Lindeberg, T. (1994d), ScaleSpace Theory in Computer Vision, The Kluwer International Series in Engineering and Computer Science, Kluwer Academic Publishers, Dordrecht, Netherlands. Lindeberg, T. (1996a), Linear spatiotemporal scalespace, Technical report, Dept. of Numerical Analysis and Computing Science, KTH. Lindeberg, T. (1996b), On the axiomatic foundations of linear scalespace, in J. Sporring, M. Nielsen, L. Florack & P. Johansen, eds, `Gaussian ScaleSpace Theory: Proc. PhD School on ScaleSpace Theory', Kluwer Academic Publishers, Copenhagen, Denmark. Lindeberg, T. (1996c), Scalespace theory: A framework for handling image structures at multiple scales, in `Proc. CERN School of Computing', Egmond aan Zee, The Netherlands, pp. 27{38. Tech. Rep. CERN 9608. Lindeberg, T. & Fagerstrom, D. (1996), Scalespace with causal time direction, in `Proc. 4th European Conf. on Computer Vision', Vol. 1064, Springer Verlag, Berlin, Cambridge, UK, pp. 229{240. Lindeberg, T. & G arding, J. (1993), Shape from texture from a multiscale perspective, in H.H. N. et. al., ed., `Proc. 4th Int. Conf. on Computer Vision', IEEE Computer Society Press, Berlin, Germany, pp. 683{691. Lindeberg, T. & G arding, J. (1994), Shapeadapted smoothing in estimation of 3D depth cues from aÆne distortions of local 2D structure, in J.O. Eklundh, ed., `Proc. 3rd European Conf. on Computer Vision', Vol. 800 of Lecture Notes in Computer Science, SpringerVerlag, Stockholm, Sweden, pp. 389{400. Lindeberg, T. & ter Haar Romeny, B. (1994), Linear scalespace I: Basic theory, in B. ter Haar Romeny, ed., `GeometryDriven Diusion in Computer Vision', Series in Mathematical Imaging and Vision, Kluwer Academic Publishers, Dordrecht, Netherlands, pp. 1{41. Nitzberg, M. & Shiota, T. (1992), `Nonlinear image ltering with edge and corner enhancement', IEEE Trans. Pattern Analysis and Machine Intell. 14(8), 826{833. Nordstrom, N. (1990), `Biased anisotropic diusion: A uni ed regularization and diusion approach to edge detection', Image and Vision Computing 8(4), 318{327. Pauwels, E. J., Fiddelaers, P., Moons, T. & van Gool, L. J. (1995), `An extended class of scaleinvariant and recursive scalespace lters', IEEE Trans. Pattern Analysis and Machine Intell. 17(7), 691{701. Perona, P. & Malik, J. (1990), `Scalespace and edge detection using anisotropic diusion', IEEE Trans. Pattern Analysis and Machine Intell. 12(7), 629{639. Sapiro, G. & Tannenbaum, A. (1993), `AÆne invariant scalespace', Int. J. of Computer Vision 11(1), 25{44. Schoenberg, I. J. (1950), `On Polya frequency functions. ii. Variationdiminishing integral operators of the convolution type', Acta Sci. Math. (Szeged) 12, 97{106. Schoenberg, I. J. (1953), `On smoothing operations and their generating functions', Bull. Amer. Math. Soc. 59, 199{230. ter Haar Romeny, B., ed. (1994), GeometryDriven Diusion in Computer Vision, Series in Mathematical Imaging and Vision, Kluwer Academic Publishers, Dordrecht, Netherlands. Whitaker, R. T. & Pizer, S. M. (1993), `A multiscale approach to nonuniform diusion', Computer Vision, Graphics, and Image Processing 57(1).

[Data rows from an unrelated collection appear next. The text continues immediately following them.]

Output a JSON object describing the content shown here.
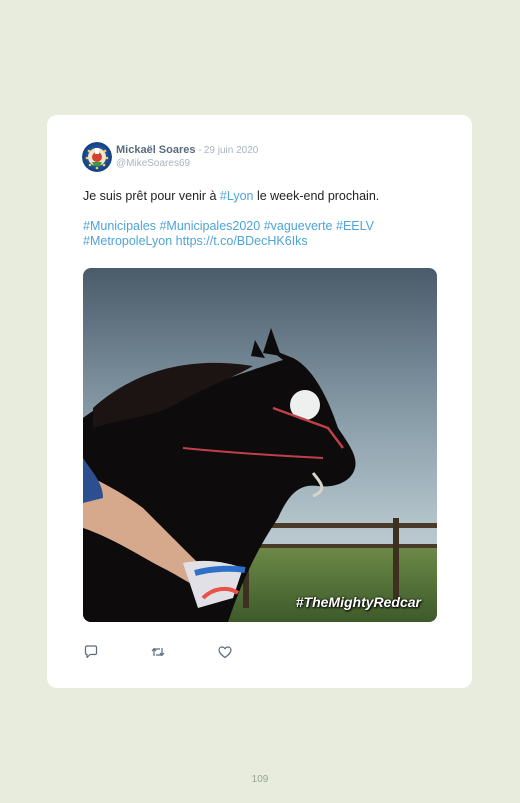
{
  "tweet": {
    "author_name": "Mickaël Soares",
    "separator": " - ",
    "date": "29 juin 2020",
    "handle": "@MikeSoares69",
    "text_before_link": "Je suis prêt pour venir à ",
    "mention_link": "#Lyon",
    "text_after_link": " le week-end prochain.",
    "hashtags": [
      "#Municipales",
      "#Municipales2020",
      "#vagueverte",
      "#EELV",
      "#MetropoleLyon"
    ],
    "url": "https://t.co/BDecHK6Iks",
    "media_caption": "#TheMightyRedcar"
  },
  "actions": {
    "reply_icon": "reply-icon",
    "retweet_icon": "retweet-icon",
    "like_icon": "heart-icon"
  },
  "page_number": "109",
  "colors": {
    "background": "#e7ecdc",
    "card": "#ffffff",
    "link": "#4ea4d9",
    "name": "#5b6b7c",
    "muted": "#a8b4bf"
  }
}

On the axiomatic foundations of linear scalespace
24
Witkin, A. P. (1983), Scalespace ltering, in `Proc. 8th Int. Joint Conf. Art. Intell.', Karlsruhe, West Germany, pp. 1019{1022. Yuille, A. L. (1988), The creation of structure in dynamic shape, in `Proc. 2nd Int. Conf. on Computer Vision', Tampa, Florida, pp. 685{689. Yuille, A. L. & Poggio, T. (1985), `Fingerprint theorems for zero crossings', J. of the Optical Society of America (A) 2, 683{692. Yuille, A. L. & Poggio, T. A. (1986), `Scaling theorems for zerocrossings', IEEE Trans. Pattern Analysis and Machine Intell. 8, 15{25.